To follow up with the company or not?
That’s the burning question most of us have, post-interview.
If we follow up, won’t that make us look desperate?
But if we don’t, won’t it seemed as if we’re disinterested?
Instead of second guessing and never arriving at your conclusion, we sort out the best interview etiquette after a job interview (which also won’t make you look utterly despair and wretched from the unknown)…
Etiquettes differ by fields.
Do your research and do not assume all interviewers are the same. Some interviewer may be old school and preferred handwritten notes. The most formal sort of interview acknowledgment is a handwritten note; hand delivered because that means you put a lot of thoughts and efforts into one. Who wouldn’t love that extra attention? On the other hand, an artsy, pop art ‘thank you note’ would make more sense for the Creative Director you just met.

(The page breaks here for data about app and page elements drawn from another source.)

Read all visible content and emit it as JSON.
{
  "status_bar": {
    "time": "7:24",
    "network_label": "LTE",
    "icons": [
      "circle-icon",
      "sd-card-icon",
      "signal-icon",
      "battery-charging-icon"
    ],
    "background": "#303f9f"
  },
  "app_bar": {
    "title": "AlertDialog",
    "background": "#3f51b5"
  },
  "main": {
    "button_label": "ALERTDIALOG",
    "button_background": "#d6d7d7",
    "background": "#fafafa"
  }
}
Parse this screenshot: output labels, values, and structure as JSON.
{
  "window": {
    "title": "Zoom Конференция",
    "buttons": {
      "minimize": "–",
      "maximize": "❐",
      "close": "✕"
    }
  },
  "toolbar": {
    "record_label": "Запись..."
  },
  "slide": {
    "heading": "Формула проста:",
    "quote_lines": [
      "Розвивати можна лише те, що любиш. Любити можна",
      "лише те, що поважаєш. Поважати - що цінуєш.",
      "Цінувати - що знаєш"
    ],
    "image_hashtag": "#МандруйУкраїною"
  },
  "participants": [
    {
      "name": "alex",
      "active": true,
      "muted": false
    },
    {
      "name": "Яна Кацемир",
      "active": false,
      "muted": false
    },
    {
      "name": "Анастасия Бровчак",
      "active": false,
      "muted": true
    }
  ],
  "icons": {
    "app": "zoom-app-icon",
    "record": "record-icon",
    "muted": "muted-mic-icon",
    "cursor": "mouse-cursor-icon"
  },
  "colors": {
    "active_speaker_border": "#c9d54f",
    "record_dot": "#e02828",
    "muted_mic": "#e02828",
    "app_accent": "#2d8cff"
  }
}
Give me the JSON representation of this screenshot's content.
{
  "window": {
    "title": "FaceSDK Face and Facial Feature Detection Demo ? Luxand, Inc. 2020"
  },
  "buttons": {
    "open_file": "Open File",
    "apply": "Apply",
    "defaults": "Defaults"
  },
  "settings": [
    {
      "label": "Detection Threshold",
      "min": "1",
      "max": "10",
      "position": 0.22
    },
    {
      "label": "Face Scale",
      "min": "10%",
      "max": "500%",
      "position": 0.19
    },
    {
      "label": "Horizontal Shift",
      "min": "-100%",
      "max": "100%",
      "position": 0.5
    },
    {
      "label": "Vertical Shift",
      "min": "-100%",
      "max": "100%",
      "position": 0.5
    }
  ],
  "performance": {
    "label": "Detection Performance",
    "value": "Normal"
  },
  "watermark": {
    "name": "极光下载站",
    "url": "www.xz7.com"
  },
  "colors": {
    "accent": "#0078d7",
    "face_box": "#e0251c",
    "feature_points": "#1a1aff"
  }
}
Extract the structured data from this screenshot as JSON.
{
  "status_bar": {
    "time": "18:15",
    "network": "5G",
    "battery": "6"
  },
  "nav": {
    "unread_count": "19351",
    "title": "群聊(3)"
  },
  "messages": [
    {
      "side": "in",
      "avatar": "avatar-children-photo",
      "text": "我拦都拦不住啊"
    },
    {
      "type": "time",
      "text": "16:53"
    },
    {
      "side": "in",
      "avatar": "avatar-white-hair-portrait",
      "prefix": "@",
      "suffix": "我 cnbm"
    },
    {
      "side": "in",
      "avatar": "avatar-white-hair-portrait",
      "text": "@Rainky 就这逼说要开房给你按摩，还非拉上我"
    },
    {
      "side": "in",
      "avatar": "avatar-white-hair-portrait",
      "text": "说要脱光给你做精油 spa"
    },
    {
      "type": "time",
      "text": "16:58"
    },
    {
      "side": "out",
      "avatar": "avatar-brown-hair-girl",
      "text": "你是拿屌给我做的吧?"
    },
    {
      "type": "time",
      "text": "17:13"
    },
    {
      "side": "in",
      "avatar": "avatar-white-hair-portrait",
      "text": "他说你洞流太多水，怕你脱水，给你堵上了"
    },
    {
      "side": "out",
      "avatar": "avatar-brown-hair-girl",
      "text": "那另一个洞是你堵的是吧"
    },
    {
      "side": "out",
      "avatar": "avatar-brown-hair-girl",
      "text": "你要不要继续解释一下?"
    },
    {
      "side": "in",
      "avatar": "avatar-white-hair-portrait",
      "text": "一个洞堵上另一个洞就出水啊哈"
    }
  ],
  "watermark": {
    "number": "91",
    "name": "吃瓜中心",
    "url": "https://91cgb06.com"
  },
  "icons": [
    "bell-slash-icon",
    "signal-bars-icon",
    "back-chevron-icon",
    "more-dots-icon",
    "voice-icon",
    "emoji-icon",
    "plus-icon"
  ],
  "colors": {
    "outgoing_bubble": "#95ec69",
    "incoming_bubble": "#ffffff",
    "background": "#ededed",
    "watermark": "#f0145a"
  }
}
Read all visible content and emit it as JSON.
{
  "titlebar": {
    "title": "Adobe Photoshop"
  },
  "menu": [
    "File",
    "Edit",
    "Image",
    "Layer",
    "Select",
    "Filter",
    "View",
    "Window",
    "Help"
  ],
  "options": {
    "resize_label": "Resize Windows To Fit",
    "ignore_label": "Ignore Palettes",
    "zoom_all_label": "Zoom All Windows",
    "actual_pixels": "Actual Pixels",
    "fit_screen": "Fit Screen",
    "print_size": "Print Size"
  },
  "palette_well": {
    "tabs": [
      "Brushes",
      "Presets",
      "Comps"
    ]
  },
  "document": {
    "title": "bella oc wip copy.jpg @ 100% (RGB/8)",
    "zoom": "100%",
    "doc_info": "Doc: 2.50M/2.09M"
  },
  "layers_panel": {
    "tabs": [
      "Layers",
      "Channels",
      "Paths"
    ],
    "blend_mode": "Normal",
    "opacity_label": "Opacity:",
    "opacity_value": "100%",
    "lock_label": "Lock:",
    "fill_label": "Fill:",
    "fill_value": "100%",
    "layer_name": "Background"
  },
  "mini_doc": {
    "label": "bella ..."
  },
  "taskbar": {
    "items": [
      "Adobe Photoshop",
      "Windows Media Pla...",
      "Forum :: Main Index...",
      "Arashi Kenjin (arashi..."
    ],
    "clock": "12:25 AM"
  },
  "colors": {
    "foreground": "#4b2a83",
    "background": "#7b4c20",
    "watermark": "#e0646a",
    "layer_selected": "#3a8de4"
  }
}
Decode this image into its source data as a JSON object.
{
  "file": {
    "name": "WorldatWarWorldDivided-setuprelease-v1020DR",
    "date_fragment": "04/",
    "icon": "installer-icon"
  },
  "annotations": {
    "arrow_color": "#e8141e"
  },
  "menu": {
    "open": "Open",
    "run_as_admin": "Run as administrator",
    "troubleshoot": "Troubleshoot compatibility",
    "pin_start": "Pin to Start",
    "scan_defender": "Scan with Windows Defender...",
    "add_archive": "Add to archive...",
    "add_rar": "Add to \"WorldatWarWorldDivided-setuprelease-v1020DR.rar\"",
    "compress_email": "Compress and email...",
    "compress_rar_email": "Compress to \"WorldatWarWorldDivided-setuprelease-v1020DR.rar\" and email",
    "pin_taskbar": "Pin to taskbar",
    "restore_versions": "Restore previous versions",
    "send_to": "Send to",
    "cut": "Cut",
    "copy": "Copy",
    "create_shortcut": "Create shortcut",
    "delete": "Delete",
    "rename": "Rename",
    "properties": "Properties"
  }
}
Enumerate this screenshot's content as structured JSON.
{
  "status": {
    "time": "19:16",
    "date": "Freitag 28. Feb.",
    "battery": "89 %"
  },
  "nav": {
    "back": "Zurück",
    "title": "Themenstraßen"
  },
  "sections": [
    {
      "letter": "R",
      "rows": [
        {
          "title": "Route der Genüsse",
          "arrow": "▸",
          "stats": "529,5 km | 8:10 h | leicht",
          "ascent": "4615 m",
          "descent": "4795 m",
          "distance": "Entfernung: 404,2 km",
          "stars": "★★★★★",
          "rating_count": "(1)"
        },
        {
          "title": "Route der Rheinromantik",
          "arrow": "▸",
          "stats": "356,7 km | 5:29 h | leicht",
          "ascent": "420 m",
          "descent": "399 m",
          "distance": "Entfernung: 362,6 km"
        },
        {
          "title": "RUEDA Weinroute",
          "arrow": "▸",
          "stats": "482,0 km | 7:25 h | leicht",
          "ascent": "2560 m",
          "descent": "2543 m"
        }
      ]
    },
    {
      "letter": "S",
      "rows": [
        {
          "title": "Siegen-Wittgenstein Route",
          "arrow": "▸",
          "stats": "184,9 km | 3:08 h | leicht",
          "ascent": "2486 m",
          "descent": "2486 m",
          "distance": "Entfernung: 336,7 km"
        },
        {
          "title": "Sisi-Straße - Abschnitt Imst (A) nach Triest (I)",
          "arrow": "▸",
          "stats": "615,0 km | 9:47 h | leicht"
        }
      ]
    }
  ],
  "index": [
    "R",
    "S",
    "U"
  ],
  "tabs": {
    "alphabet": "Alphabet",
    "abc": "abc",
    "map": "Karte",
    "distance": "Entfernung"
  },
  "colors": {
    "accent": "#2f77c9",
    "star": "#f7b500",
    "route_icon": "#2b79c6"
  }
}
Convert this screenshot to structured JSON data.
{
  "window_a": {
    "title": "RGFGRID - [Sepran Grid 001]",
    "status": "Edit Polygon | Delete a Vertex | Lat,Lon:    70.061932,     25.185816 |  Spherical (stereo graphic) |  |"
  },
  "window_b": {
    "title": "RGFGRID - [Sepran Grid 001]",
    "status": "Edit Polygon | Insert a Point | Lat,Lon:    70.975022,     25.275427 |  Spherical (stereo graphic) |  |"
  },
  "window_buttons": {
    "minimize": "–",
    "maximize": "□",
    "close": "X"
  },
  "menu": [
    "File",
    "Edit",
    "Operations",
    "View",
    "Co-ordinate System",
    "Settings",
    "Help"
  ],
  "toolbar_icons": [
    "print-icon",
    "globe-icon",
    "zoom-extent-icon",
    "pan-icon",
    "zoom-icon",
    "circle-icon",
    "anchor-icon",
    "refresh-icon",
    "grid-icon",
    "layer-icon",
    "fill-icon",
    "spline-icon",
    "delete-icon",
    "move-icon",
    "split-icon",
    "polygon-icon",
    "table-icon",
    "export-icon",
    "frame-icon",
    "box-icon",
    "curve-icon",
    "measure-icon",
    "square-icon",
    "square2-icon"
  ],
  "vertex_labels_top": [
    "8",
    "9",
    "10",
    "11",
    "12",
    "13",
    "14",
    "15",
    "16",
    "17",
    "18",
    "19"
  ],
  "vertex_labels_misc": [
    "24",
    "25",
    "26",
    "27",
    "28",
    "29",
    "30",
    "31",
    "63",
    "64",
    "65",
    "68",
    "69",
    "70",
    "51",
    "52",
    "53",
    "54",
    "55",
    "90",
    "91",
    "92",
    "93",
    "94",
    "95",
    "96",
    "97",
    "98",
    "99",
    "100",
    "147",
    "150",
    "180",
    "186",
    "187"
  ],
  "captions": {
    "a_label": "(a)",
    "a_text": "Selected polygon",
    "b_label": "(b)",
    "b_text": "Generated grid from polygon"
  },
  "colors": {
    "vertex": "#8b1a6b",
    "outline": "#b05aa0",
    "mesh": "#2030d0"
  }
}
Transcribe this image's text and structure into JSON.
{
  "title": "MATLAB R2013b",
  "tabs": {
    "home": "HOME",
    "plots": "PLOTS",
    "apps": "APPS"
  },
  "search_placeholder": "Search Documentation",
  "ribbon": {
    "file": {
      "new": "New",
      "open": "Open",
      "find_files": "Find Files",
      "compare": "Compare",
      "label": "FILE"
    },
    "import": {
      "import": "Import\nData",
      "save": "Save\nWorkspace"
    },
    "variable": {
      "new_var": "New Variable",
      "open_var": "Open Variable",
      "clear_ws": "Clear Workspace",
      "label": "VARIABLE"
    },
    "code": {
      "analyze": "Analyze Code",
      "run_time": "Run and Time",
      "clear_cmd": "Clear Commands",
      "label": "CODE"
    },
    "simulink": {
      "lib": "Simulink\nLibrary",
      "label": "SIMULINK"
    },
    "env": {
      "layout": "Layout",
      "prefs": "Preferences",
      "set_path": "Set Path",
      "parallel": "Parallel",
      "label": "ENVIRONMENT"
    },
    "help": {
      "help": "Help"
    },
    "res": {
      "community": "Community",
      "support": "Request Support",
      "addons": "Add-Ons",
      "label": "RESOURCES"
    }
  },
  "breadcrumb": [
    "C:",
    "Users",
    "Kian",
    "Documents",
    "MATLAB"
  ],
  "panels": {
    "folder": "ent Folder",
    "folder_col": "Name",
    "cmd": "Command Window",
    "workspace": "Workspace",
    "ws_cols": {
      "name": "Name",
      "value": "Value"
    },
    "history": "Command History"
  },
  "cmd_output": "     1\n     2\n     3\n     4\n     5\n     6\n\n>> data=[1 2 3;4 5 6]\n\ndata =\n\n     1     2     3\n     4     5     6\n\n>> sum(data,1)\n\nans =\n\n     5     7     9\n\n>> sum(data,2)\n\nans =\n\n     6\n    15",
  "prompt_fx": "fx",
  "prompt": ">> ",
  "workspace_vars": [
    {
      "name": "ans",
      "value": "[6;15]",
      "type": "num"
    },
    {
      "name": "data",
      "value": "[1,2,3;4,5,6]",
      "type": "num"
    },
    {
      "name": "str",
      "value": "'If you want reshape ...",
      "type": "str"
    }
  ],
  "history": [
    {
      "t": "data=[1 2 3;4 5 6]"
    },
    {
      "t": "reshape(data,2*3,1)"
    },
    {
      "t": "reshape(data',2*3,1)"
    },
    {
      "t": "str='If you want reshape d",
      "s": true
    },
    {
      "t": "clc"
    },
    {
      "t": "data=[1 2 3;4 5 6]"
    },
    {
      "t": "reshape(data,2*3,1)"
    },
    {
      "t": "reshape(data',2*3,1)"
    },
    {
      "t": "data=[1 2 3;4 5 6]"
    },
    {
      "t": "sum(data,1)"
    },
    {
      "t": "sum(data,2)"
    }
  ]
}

If you have been liaising with a specific person in charge before the interview, a simple thank you email or a note to the liaison will suffice. Just remember to put it into thoughts about getting your interviewers email during the session so you’d get the chance to email him/her post-interview. The thank you note should be sent the day of the interview or immediately the next day. Then, a follow-up email or letter reiterating your interest in the position would be appropriate after 2 weeks (if you’re still not hearing any news from them).
Keep it short and simple — KISS. Quora reader, Matt Schex shares with us his experience about sending a note after interviews, “Her response was that a follow-up is not always necessary but it does show that you are sincerely interested and it shows gratitude towards your interviewer.” But he also mentioned about keeping it short and sweet because you don’t want to seem “stalker-ish”
Ask for a time frame
Different companies have different turnaround processes and work culture. Sometimes, the hiring manager may come back to you slower due to various reasons such as budget implementation, department managers on vacation, other candidates in consideration, or simply no comment/ feedback. Whatever the reasons are, your best bet is to ask for a time frame to follow up. That way, you’ll know when to follow up and the hiring company has given you their word (indirectly permission) to follow up within the given time frame.